**Data shown**
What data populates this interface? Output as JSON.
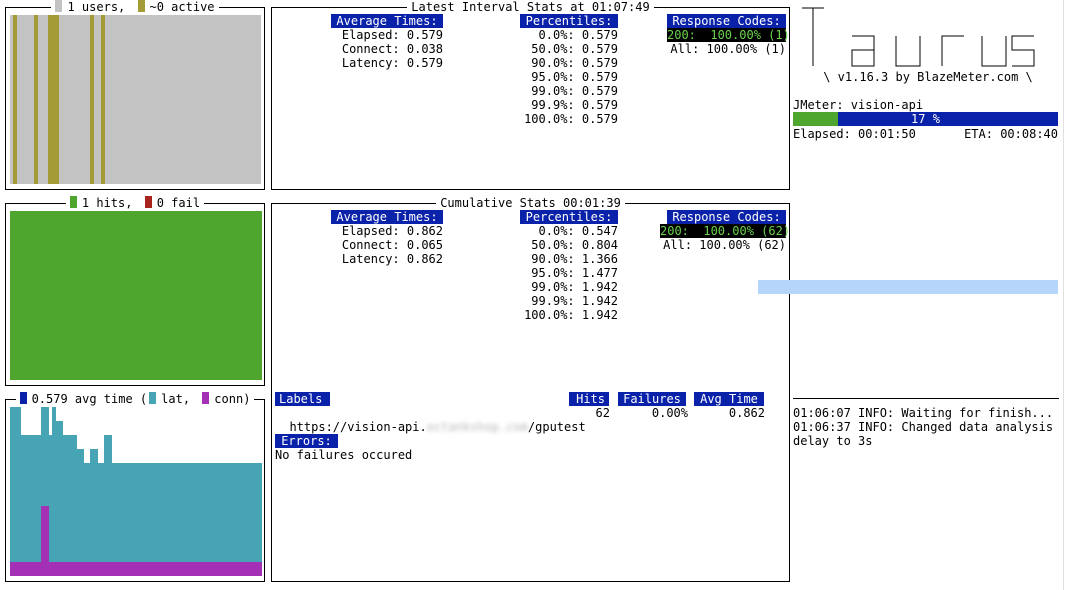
{
  "users_panel": {
    "title_users": "1 users,",
    "title_active": "~0 active"
  },
  "hits_panel": {
    "title_hits": "1 hits,",
    "title_fail": "0 fail"
  },
  "time_panel": {
    "title_avg": "0.579 avg time (",
    "title_lat": "lat,",
    "title_conn": "conn)"
  },
  "latest": {
    "title": "Latest Interval Stats at 01:07:49",
    "avg_header": "Average Times:",
    "avg_rows": [
      "Elapsed: 0.579",
      "Connect: 0.038",
      "Latency: 0.579"
    ],
    "pct_header": "Percentiles:",
    "pct_rows": [
      "0.0%: 0.579",
      "50.0%: 0.579",
      "90.0%: 0.579",
      "95.0%: 0.579",
      "99.0%: 0.579",
      "99.9%: 0.579",
      "100.0%: 0.579"
    ],
    "rc_header": "Response Codes:",
    "rc_selected": "200:  100.00% (1)",
    "rc_all": "All: 100.00% (1)"
  },
  "cumulative": {
    "title": "Cumulative Stats 00:01:39",
    "avg_header": "Average Times:",
    "avg_rows": [
      "Elapsed: 0.862",
      "Connect: 0.065",
      "Latency: 0.862"
    ],
    "pct_header": "Percentiles:",
    "pct_rows": [
      "0.0%: 0.547",
      "50.0%: 0.804",
      "90.0%: 1.366",
      "95.0%: 1.477",
      "99.0%: 1.942",
      "99.9%: 1.942",
      "100.0%: 1.942"
    ],
    "rc_header": "Response Codes:",
    "rc_selected": "200:  100.00% (62)",
    "rc_all": "All: 100.00% (62)"
  },
  "labels_table": {
    "headers": {
      "labels": "Labels",
      "hits": "Hits",
      "failures": "Failures",
      "avg_time": "Avg Time"
    },
    "rows": [
      {
        "label_prefix": "https://vision-api.",
        "label_blurred": "octankshop.com",
        "label_suffix": "/gputest",
        "hits": "62",
        "failures": "0.00%",
        "avg_time": "0.862"
      }
    ],
    "errors_header": "Errors:",
    "errors_text": "No failures occured"
  },
  "taurus": {
    "logo": "Taurus",
    "version": "\\ v1.16.3 by BlazeMeter.com \\",
    "executor": "JMeter: vision-api",
    "progress_label": "17 %",
    "progress_fraction": 0.17,
    "elapsed": "Elapsed: 00:01:50",
    "eta": "ETA: 00:08:40"
  },
  "log": {
    "lines": [
      "01:06:07 INFO: Waiting for finish...",
      "01:06:37 INFO: Changed data analysis",
      "delay to 3s"
    ]
  },
  "colors": {
    "header_bg": "#0a22aa",
    "users": "#a39c36",
    "users_bg": "#c3c3c3",
    "hits": "#4ea62f",
    "fail": "#a7231c",
    "lat": "#46a4b5",
    "conn": "#a430b5",
    "avg": "#0a22aa",
    "progress_done": "#4ea62f",
    "progress_todo": "#0a22aa",
    "highlight": "#b5d5fb"
  },
  "chart_data": [
    {
      "type": "bar",
      "title": "1 users, ~0 active",
      "series": [
        {
          "name": "users",
          "values": [
            0,
            1,
            0,
            0,
            0,
            0,
            0,
            1,
            0,
            0,
            0,
            1,
            1,
            1,
            0,
            0,
            0,
            0,
            0,
            0,
            0,
            0,
            0,
            1,
            0,
            0,
            1,
            0,
            0,
            0,
            0,
            0,
            0,
            0,
            0,
            0,
            0,
            0,
            0,
            0,
            0,
            0,
            0,
            0,
            0,
            0,
            0,
            0,
            0,
            0,
            0,
            0,
            0,
            0,
            0,
            0,
            0,
            0,
            0,
            0,
            0,
            0,
            0,
            0,
            0,
            0,
            0,
            0,
            0,
            0,
            0,
            0
          ]
        }
      ]
    },
    {
      "type": "bar",
      "title": "1 hits, 0 fail",
      "series": [
        {
          "name": "hits",
          "values": [
            1,
            1,
            1,
            1,
            1,
            1,
            1,
            1,
            1,
            1,
            1,
            1,
            1,
            1,
            1,
            1,
            1,
            1,
            1,
            1,
            1,
            1,
            1,
            1,
            1,
            1,
            1,
            1,
            1,
            1,
            1,
            1,
            1,
            1,
            1,
            1,
            1,
            1,
            1,
            1,
            1,
            1,
            1,
            1,
            1,
            1,
            1,
            1,
            1,
            1,
            1,
            1,
            1,
            1,
            1,
            1,
            1,
            1,
            1,
            1,
            1,
            1,
            1,
            1,
            1,
            1,
            1,
            1,
            1,
            1,
            1,
            1
          ]
        },
        {
          "name": "fail",
          "values": [
            0
          ]
        }
      ]
    },
    {
      "type": "area",
      "title": "0.579 avg time ( lat, conn)",
      "series": [
        {
          "name": "lat",
          "values": [
            12,
            12,
            12,
            10,
            10,
            10,
            10,
            10,
            10,
            12,
            12,
            10,
            12,
            11,
            11,
            10,
            10,
            10,
            10,
            9,
            9,
            8,
            8,
            9,
            9,
            8,
            8,
            10,
            10,
            8,
            8,
            8,
            8,
            8,
            8,
            8,
            8,
            8,
            8,
            8,
            8,
            8,
            8,
            8,
            8,
            8,
            8,
            8,
            8,
            8,
            8,
            8,
            8,
            8,
            8,
            8,
            8,
            8,
            8,
            8,
            8,
            8,
            8,
            8,
            8,
            8,
            8,
            8,
            8,
            8,
            8,
            8
          ]
        },
        {
          "name": "conn",
          "values": [
            1,
            1,
            1,
            1,
            1,
            1,
            1,
            1,
            1,
            5,
            5,
            1,
            1,
            1,
            1,
            1,
            1,
            1,
            1,
            1,
            1,
            1,
            1,
            1,
            1,
            1,
            1,
            1,
            1,
            1,
            1,
            1,
            1,
            1,
            1,
            1,
            1,
            1,
            1,
            1,
            1,
            1,
            1,
            1,
            1,
            1,
            1,
            1,
            1,
            1,
            1,
            1,
            1,
            1,
            1,
            1,
            1,
            1,
            1,
            1,
            1,
            1,
            1,
            1,
            1,
            1,
            1,
            1,
            1,
            1,
            1,
            1
          ]
        }
      ]
    }
  ]
}
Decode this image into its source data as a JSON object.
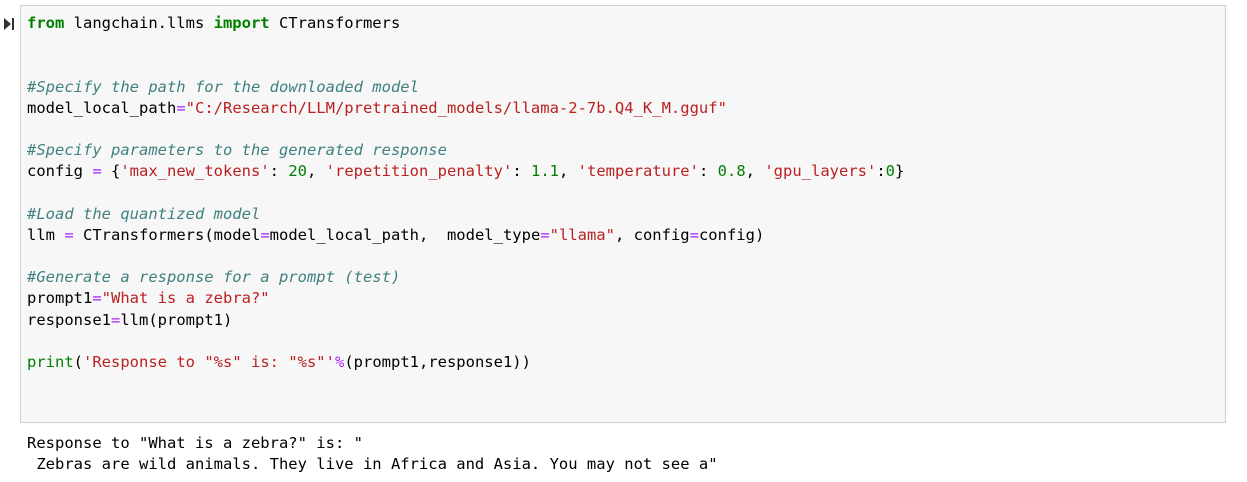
{
  "cell": {
    "lines": [
      {
        "text": "from langchain.llms import CTransformers"
      },
      {
        "text": ""
      },
      {
        "text": ""
      },
      {
        "text": "#Specify the path for the downloaded model"
      },
      {
        "text": "model_local_path=\"C:/Research/LLM/pretrained_models/llama-2-7b.Q4_K_M.gguf\""
      },
      {
        "text": ""
      },
      {
        "text": "#Specify parameters to the generated response"
      },
      {
        "text": "config = {'max_new_tokens': 20, 'repetition_penalty': 1.1, 'temperature': 0.8, 'gpu_layers':0}"
      },
      {
        "text": ""
      },
      {
        "text": "#Load the quantized model"
      },
      {
        "text": "llm = CTransformers(model=model_local_path,  model_type=\"llama\", config=config)"
      },
      {
        "text": ""
      },
      {
        "text": "#Generate a response for a prompt (test)"
      },
      {
        "text": "prompt1=\"What is a zebra?\""
      },
      {
        "text": "response1=llm(prompt1)"
      },
      {
        "text": ""
      },
      {
        "text": "print('Response to \"%s\" is: \"%s\"'%(prompt1,response1))"
      }
    ]
  },
  "output": {
    "lines": [
      "Response to \"What is a zebra?\" is: \"",
      " Zebras are wild animals. They live in Africa and Asia. You may not see a\""
    ]
  },
  "colors": {
    "keyword": "#008000",
    "comment": "#408080",
    "string": "#ba2121",
    "operator": "#aa22ff",
    "number": "#008000",
    "cell_background": "#f7f7f7",
    "cell_border": "#cfcfcf"
  },
  "icons": {
    "run_indicator": "step-forward-icon"
  }
}
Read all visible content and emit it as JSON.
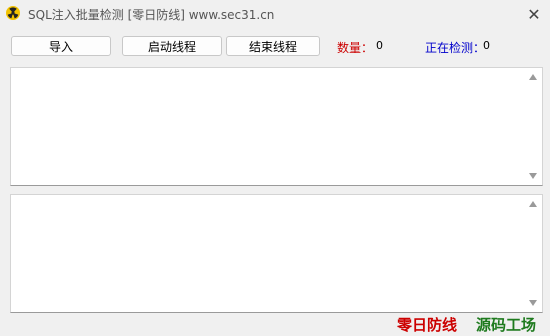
{
  "window": {
    "title": "SQL注入批量检测   [零日防线]    www.sec31.cn",
    "close_glyph": "✕"
  },
  "toolbar": {
    "import_label": "导入",
    "start_label": "启动线程",
    "stop_label": "结束线程"
  },
  "stats": {
    "count_label": "数量：",
    "count_value": "0",
    "count_color": "#cc0000",
    "checking_label": "正在检测：",
    "checking_value": "0",
    "checking_color": "#0000cc"
  },
  "footer": {
    "brand_1": "零日防线",
    "brand_2": "源码工场"
  },
  "icons": {
    "app": "radiation-icon",
    "close": "close-icon"
  }
}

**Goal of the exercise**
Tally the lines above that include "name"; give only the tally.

**Problem solution**
5